Simply being around a long time and putting out lots of content isn’t good enough to be considered truly credible.
Remember, Google always wants to give its users the best answers possible.
…so how do they decide who has high authority and who doesn’t?
A word you’ll hear a lot in SEO Land is “backlinks”.
In addition to being well-established and putting out tons of content every day, 421,000 different domains have “backlinked” to Buzzfeed over the years, each of which Google uses as a vote of confidence.
The more backlinks a site has, the more people have not only heard of them but told someone else about it. Google sees those links as signs of credibility. After all, why would so many people be sharing it if it wasn’t good?
To be clear:
A backlink is a hyperlink that directs you to another website. For example, at the end of this sentence, there is a backlink that takes you to a website to help you discover the best new music.
Notice how the linked text might also be what someone searches for? That’s called the Anchor Text. It’s important to always link in that format when directing to another page. Reserve the term “Click Here” for directing to files and supporting documents. The anchor text gives Google an indicator of what that link is about.
Many websites neglect this but it helps a lot.
The more quality backlinks a website has, the stronger the site’s authority.

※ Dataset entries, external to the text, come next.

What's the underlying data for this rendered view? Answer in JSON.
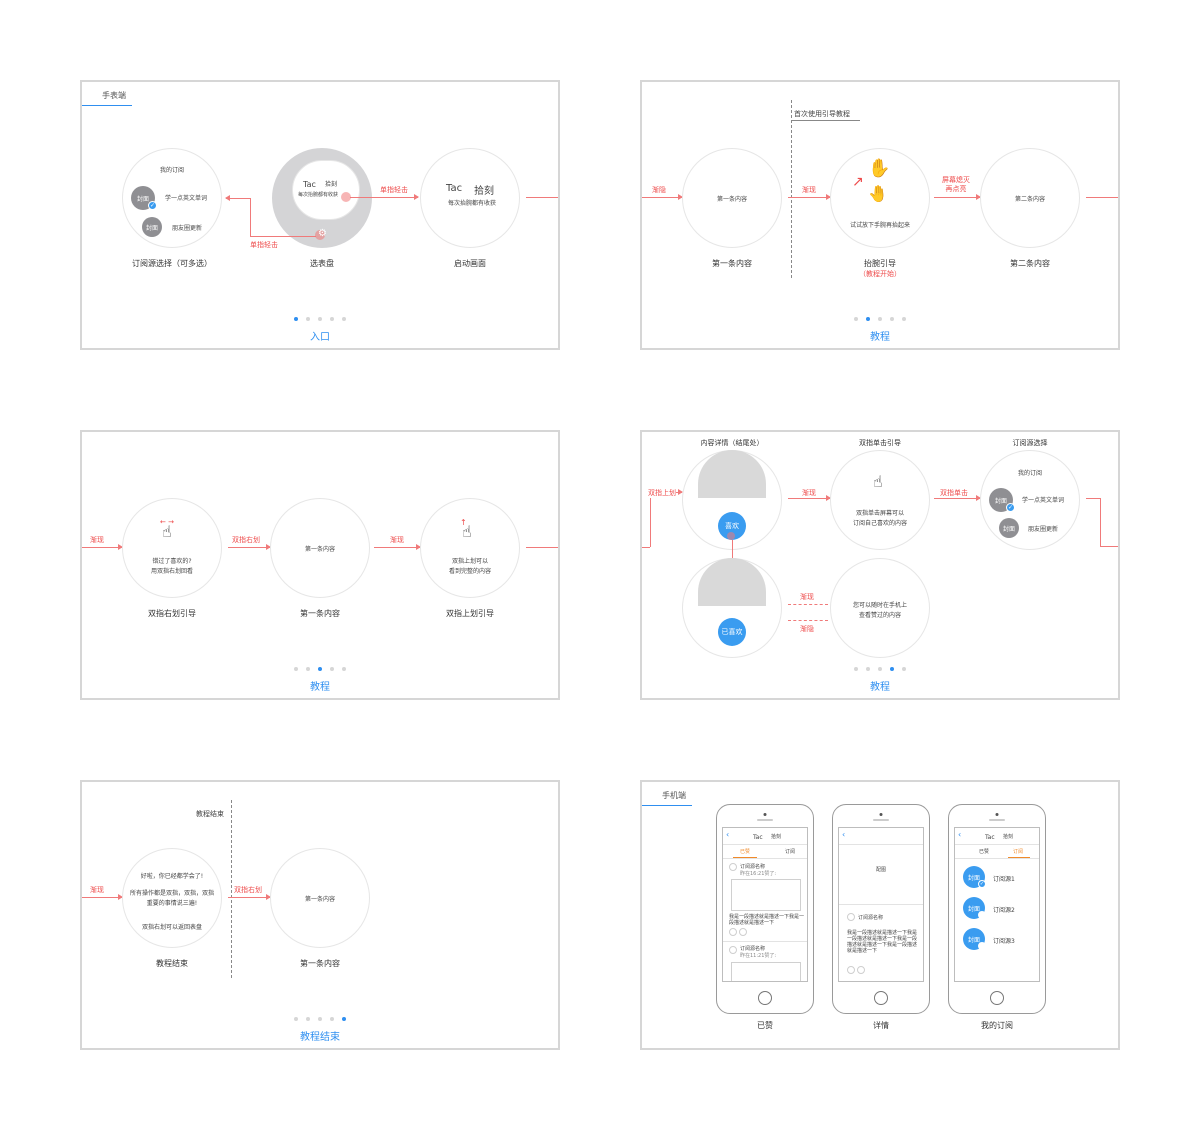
{
  "panels": {
    "p1": {
      "tag": "手表端",
      "title": "入口",
      "sub_title": "我的订阅",
      "cover": "封面",
      "sub1": "学一点英文单词",
      "sub2": "朋友圈更新",
      "dial_tac": "Tac",
      "dial_moment": "拾刻",
      "dial_sub": "每次抬腕都有收获",
      "tap_label1": "单指轻击",
      "tap_label2": "单指轻击",
      "launch_tac": "Tac",
      "launch_moment": "拾刻",
      "launch_sub": "每次抬腕都有收获",
      "cap1": "订阅源选择（可多选）",
      "cap2": "选表盘",
      "cap3": "启动画面",
      "dots": [
        true,
        false,
        false,
        false,
        false
      ]
    },
    "p2": {
      "title": "教程",
      "first_use": "首次使用引导教程",
      "fade_out": "渐隐",
      "fade_in": "渐现",
      "screen_off_1": "屏幕熄灭",
      "screen_off_2": "再点亮",
      "content1": "第一条内容",
      "raise_tip": "试试放下手腕再抬起来",
      "content2": "第二条内容",
      "cap1": "第一条内容",
      "cap2": "抬腕引导",
      "cap2b": "（教程开始）",
      "cap3": "第二条内容",
      "dots": [
        false,
        true,
        false,
        false,
        false
      ]
    },
    "p3": {
      "title": "教程",
      "fade_in": "渐现",
      "swipe_right": "双指右划",
      "fade_in2": "渐现",
      "tip1a": "错过了喜欢的?",
      "tip1b": "用双指右划回看",
      "content": "第一条内容",
      "tip3a": "双指上划可以",
      "tip3b": "看到完整的内容",
      "cap1": "双指右划引导",
      "cap2": "第一条内容",
      "cap3": "双指上划引导",
      "dots": [
        false,
        false,
        true,
        false,
        false
      ]
    },
    "p4": {
      "title": "教程",
      "head1": "内容详情（结尾处）",
      "head2": "双指单击引导",
      "head3": "订阅源选择",
      "swipe_up": "双指上划",
      "fade_in": "渐现",
      "double_tap": "双指单击",
      "like": "喜欢",
      "liked": "已喜欢",
      "tip2a": "双指单击屏幕可以",
      "tip2b": "订阅自己喜欢的内容",
      "my_sub": "我的订阅",
      "cover": "封面",
      "sub1": "学一点英文单词",
      "sub2": "朋友圈更新",
      "fade_in2": "渐现",
      "fade_out": "渐隐",
      "tip4a": "您可以随时在手机上",
      "tip4b": "查看赞过的内容",
      "dots": [
        false,
        false,
        false,
        true,
        false
      ]
    },
    "p5": {
      "title": "教程结束",
      "end_label": "教程结束",
      "fade_in": "渐现",
      "swipe_right": "双指右划",
      "msg1": "好啦，你已经都学会了!",
      "msg2": "所有操作都是双指，双指，双指",
      "msg3": "重要的事情说三遍!",
      "msg4": "双指右划可以返回表盘",
      "content": "第一条内容",
      "cap1": "教程结束",
      "cap2": "第一条内容",
      "dots": [
        false,
        false,
        false,
        false,
        true
      ]
    },
    "p6": {
      "tag": "手机端",
      "phone1": {
        "title_tac": "Tac",
        "title_moment": "拾刻",
        "tab1": "已赞",
        "tab2": "订阅",
        "item1_name": "订阅源名称",
        "item1_time": "昨在16:21赞了:",
        "desc": "我是一段描述就是描述一下我是一段描述就是描述一下",
        "item2_name": "订阅源名称",
        "item2_time": "昨在11:21赞了:"
      },
      "phone2": {
        "image": "配图",
        "name": "订阅源名称",
        "desc": "我是一段描述就是描述一下我是一段描述就是描述一下我是一段描述就是描述一下我是一段描述就是描述一下"
      },
      "phone3": {
        "title_tac": "Tac",
        "title_moment": "拾刻",
        "tab1": "已赞",
        "tab2": "订阅",
        "cover": "封面",
        "src1": "订阅源1",
        "src2": "订阅源2",
        "src3": "订阅源3"
      },
      "cap1": "已赞",
      "cap2": "详情",
      "cap3": "我的订阅"
    }
  },
  "colors": {
    "accent": "#2f8ff0",
    "highlight": "#ee4a4a",
    "border": "#d6d6d6"
  }
}
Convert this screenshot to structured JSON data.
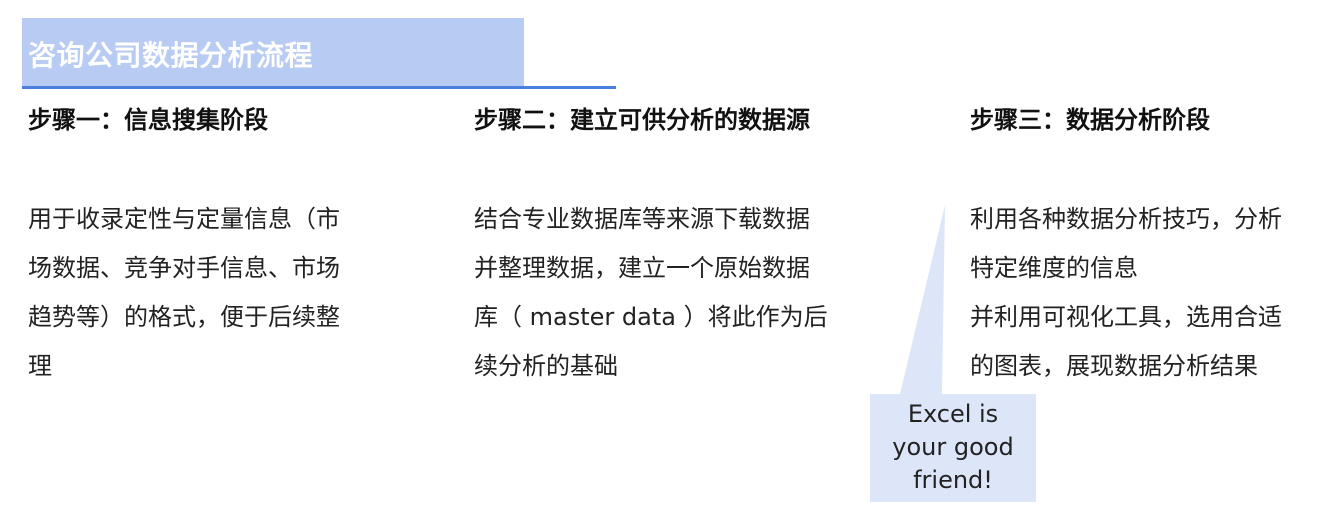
{
  "header": {
    "title": "咨询公司数据分析流程"
  },
  "steps": [
    {
      "heading": "步骤一：信息搜集阶段",
      "lines": [
        "用于收录定性与定量信息（市",
        "场数据、竞争对手信息、市场",
        "趋势等）的格式，便于后续整",
        "理"
      ]
    },
    {
      "heading": "步骤二：建立可供分析的数据源",
      "lines": [
        "结合专业数据库等来源下载数据",
        "并整理数据，建立一个原始数据",
        "库（ master data ）将此作为后",
        "续分析的基础"
      ]
    },
    {
      "heading": "步骤三：数据分析阶段",
      "lines": [
        "利用各种数据分析技巧，分析",
        "特定维度的信息",
        "并利用可视化工具，选用合适",
        "的图表，展现数据分析结果"
      ]
    }
  ],
  "callout": {
    "lines": [
      "Excel is",
      "your good",
      "friend!"
    ]
  },
  "colors": {
    "title_bar": "#b8cbf3",
    "underline": "#4a7fe0",
    "callout_fill": "#dde6f9"
  }
}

The more quality backlinks to a specific article, the stronger Google thinks the article must be.
Never pay for links. That’s considered a black hat SEO tactic and will get you penalized.
The Google ranking algorithm relies heavily on backlinks but it still considers quite a few other ranking factors.
One factor entirely within your control is the concept of Internal Links. These are links to another page on the same website.
For example: at the end of this sentence, there is an internal link that takes you to our page offering SEO optimization services.
Google loves internal links because they improve a website’s user experience. If someone clicks from article to article and spends a long time on every page, presumably it means they’re enjoying your content and getting a lot of value out of it.
Engagement With the Page
Another important Google ranking factor is how long a user stays on your site and how much they click around.
Ever notice how when you search for a recipe, you always get a long article full of a bunch of fluff even though you’re probably just looking for a recipe? Or how you’ll often find articles with a hundred links inside them distracting you from finishing the article?
That’s because the more words an article has, the more time the average user spends “on page”. The more links, the more opportunities someone can engage with the article.
The more words to read and links to crawl, the more Google has to analyze and become confident what the page is optimized for.
Having longer articles combined with as many internal links as possible increases the amount of time before the average user clicks away, resulting in YOU moving up in the Google ranking, inching closer to your goals.
With SEO, it’s easy to get caught up in learning everything. It can seriously overwhelm people when it shouldn’t.
Unless you are considering becoming a professional SEO and competing with the biggest names in the marketing niche, we’d argue that the Google ranking factors on this page are the ones that 99% of us should focus our attention on.
The truth is that most niches aren’t nearly as saturated.
In tomorrow’s lesson, learn how to find keywords you can rank for no matter how authoritative your site is, and how to plan for every step in your buyer’s journey.